Bottom Line: I show that there are large differences in impact among evolutionary and non-evolutionary papers within journals; while the impact of evolutionary papers published in multidisciplinary journals is substantially overestimated by their overall impact factor, the impact of evolutionary papers in many of the more specialized, non-evolutionary journals is significantly underestimated.Importantly, however, their ranking remains largely unaffected.While journal impact factors may thus indeed provide a meaningful qualitative measure of impact, a fair quantitative comparison requires a more sophisticated journal classification system, together with multiple field-specific impact statistics per journal.

View Article: PubMed Central - PubMed

Affiliation: School of Biological, Earth and Environmental Sciences, University of New South Wales, Sydney, Australia. e.postma@unsw.edu.au

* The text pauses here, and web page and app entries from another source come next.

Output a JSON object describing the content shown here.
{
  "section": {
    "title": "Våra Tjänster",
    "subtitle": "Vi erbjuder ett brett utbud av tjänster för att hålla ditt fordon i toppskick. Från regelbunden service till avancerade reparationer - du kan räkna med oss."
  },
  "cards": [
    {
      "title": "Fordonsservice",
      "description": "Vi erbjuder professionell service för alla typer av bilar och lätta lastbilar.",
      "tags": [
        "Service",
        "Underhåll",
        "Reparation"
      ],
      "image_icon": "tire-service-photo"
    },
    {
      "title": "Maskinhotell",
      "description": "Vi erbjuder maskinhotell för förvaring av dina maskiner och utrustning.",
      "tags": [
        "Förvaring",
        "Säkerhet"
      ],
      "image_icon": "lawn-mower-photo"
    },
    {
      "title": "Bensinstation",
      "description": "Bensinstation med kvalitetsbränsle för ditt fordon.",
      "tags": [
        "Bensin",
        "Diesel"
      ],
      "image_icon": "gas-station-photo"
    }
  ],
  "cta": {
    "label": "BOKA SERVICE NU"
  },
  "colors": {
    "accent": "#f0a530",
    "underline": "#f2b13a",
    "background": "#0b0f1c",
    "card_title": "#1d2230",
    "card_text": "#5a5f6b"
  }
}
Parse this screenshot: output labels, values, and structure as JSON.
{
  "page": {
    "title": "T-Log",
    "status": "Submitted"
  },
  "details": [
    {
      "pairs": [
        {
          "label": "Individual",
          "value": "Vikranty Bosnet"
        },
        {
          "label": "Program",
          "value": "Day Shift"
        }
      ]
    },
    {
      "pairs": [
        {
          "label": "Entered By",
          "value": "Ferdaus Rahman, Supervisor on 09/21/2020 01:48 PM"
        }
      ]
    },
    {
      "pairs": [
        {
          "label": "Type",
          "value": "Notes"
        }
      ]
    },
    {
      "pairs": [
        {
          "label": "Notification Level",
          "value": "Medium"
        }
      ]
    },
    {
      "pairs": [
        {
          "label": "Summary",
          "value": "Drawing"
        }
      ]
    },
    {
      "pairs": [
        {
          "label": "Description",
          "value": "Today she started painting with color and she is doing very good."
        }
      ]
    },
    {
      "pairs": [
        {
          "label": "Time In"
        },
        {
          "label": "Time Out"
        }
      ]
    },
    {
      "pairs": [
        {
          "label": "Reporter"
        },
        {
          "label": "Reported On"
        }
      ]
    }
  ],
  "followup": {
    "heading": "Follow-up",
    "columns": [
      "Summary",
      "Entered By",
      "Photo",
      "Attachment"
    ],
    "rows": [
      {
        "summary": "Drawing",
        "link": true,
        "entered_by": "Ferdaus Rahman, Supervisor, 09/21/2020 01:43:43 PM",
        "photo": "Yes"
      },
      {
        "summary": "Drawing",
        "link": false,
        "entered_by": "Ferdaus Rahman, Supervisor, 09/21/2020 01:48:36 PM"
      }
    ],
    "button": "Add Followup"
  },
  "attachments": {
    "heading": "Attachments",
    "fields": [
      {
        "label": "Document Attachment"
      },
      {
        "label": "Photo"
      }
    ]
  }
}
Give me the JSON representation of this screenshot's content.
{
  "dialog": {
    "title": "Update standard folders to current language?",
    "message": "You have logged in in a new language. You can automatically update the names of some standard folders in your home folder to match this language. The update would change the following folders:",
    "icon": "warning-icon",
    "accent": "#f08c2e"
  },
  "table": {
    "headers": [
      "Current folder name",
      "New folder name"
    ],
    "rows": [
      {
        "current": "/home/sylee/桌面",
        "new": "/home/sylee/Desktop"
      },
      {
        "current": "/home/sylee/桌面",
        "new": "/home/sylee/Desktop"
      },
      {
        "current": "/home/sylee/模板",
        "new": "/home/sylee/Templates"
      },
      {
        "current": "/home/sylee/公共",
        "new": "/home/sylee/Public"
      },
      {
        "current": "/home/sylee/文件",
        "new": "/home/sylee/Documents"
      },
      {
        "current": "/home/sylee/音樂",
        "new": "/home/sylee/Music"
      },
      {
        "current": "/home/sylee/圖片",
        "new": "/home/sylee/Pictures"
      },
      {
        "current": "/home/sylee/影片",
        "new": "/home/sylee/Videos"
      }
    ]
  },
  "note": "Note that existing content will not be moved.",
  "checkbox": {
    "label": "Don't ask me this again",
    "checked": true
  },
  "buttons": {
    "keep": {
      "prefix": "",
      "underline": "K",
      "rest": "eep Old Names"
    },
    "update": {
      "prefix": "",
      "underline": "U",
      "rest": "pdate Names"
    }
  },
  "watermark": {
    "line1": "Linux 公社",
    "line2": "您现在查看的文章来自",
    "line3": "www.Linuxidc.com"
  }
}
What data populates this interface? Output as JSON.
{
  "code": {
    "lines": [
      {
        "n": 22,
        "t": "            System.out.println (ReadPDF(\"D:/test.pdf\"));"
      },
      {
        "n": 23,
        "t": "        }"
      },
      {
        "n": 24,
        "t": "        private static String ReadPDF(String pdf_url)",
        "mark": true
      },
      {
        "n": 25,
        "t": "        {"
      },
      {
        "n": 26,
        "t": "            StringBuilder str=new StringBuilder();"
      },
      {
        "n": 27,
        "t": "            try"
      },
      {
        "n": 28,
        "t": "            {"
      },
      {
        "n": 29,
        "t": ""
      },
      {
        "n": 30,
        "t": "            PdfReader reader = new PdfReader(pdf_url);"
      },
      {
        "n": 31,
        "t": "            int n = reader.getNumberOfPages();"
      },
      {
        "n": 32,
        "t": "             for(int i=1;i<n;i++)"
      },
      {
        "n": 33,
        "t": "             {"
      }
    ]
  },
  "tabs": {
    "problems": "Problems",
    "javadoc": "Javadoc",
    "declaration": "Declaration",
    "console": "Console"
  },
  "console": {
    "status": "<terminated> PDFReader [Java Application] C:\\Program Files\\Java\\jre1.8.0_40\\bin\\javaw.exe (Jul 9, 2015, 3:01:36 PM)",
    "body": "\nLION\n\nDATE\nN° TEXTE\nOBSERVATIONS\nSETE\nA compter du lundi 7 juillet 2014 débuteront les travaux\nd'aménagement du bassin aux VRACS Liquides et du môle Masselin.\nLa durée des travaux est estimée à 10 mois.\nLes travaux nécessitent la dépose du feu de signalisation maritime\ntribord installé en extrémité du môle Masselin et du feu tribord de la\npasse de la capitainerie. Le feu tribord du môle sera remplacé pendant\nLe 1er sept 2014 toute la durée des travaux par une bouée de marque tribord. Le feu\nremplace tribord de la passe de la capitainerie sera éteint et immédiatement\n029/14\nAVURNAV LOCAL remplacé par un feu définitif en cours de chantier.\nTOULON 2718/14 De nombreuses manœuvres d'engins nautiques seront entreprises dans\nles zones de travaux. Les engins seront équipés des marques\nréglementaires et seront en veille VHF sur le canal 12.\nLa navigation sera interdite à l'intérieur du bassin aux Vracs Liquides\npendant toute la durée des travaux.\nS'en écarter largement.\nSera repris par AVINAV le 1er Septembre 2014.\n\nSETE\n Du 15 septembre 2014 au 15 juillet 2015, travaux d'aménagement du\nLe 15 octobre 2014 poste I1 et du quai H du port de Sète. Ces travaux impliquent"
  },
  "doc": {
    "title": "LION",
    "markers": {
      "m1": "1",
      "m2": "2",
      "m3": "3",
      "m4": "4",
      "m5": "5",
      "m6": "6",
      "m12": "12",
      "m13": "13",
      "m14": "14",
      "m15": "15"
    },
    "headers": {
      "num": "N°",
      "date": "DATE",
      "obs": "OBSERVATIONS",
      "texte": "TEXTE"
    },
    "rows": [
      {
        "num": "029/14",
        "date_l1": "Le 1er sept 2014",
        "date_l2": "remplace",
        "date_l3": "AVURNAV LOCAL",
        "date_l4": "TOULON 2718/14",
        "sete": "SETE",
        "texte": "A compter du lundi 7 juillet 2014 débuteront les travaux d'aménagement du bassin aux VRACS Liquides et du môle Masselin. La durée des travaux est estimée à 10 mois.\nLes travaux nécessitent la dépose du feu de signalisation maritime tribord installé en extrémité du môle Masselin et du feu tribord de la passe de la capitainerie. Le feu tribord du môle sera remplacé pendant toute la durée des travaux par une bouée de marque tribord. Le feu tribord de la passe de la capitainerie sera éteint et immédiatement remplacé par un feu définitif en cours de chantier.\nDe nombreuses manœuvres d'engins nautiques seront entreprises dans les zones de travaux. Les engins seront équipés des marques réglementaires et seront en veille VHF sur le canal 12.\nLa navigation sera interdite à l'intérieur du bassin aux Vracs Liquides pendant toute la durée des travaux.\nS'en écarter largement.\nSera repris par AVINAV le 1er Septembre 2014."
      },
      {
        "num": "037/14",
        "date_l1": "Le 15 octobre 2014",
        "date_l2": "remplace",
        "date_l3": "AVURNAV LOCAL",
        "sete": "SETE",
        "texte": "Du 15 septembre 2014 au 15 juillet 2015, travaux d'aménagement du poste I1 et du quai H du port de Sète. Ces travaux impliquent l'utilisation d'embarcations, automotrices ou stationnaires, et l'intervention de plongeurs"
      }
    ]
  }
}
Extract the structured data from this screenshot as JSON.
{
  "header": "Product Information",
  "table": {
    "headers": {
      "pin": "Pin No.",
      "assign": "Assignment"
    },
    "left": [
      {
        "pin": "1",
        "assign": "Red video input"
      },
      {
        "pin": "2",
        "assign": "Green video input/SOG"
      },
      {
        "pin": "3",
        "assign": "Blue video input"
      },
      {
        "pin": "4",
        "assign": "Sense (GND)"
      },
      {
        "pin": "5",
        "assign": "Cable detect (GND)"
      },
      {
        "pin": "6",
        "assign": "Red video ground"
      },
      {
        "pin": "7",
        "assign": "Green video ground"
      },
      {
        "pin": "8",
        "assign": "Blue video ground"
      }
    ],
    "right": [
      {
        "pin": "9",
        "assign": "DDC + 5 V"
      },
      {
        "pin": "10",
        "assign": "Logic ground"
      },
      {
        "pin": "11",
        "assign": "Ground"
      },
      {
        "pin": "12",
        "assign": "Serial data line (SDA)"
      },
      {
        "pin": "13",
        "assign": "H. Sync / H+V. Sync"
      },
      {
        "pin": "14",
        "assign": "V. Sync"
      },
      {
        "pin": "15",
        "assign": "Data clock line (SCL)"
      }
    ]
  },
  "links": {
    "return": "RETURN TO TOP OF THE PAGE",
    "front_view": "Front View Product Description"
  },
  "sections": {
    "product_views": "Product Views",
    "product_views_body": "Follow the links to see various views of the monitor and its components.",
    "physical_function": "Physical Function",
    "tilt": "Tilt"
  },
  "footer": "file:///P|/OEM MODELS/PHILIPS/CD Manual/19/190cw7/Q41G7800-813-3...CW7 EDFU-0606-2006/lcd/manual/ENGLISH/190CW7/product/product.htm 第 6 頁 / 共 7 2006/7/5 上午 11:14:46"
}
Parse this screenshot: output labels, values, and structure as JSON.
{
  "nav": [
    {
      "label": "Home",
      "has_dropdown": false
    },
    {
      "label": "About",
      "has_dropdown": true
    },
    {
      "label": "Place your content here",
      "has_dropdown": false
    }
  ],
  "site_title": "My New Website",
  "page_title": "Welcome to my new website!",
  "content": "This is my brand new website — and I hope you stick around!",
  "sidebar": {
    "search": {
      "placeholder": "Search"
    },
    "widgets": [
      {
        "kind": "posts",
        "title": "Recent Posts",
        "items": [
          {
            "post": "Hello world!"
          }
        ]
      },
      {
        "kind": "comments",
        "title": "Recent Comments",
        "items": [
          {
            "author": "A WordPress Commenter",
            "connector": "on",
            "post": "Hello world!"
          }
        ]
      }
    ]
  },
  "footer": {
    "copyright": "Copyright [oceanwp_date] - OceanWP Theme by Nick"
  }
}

ABSTRACT
Amongst the numerous problems associated with the use of impact factors as a measure of quality are the systematic differences in impact factors that exist among scientific fields. While in theory this can be circumvented by limiting comparisons to journals within the same field, for a diverse and multidisciplinary field like evolutionary biology, in which the majority of papers are published in journals that publish both evolutionary and non-evolutionary papers, this is impossible. However, a journal's overall impact factor may well be a poor predictor for the impact of its evolutionary papers. The extremely high impact factors of some multidisciplinary journals, for example, are by many believed to be driven mostly by publications from other fields. Despite plenty of speculation, however, we know as yet very little about the true impact of evolutionary papers in journals not specifically classified as evolutionary. Here I present, for a wide range of journals, an analysis of the number of evolutionary papers they publish and their average impact. I show that there are large differences in impact among evolutionary and non-evolutionary papers within journals; while the impact of evolutionary papers published in multidisciplinary journals is substantially overestimated by their overall impact factor, the impact of evolutionary papers in many of the more specialized, non-evolutionary journals is significantly underestimated. This suggests that, for evolutionary biologists, publishing in high-impact multidisciplinary journals should not receive as much weight as it does now, while evolutionary papers in more narrowly defined journals are currently undervalued. Importantly, however, their ranking remains largely unaffected. While journal impact factors may thus indeed provide a meaningful qualitative measure of impact, a fair quantitative comparison requires a more sophisticated journal classification system, together with multiple field-specific impact statistics per journal.

Show MeSH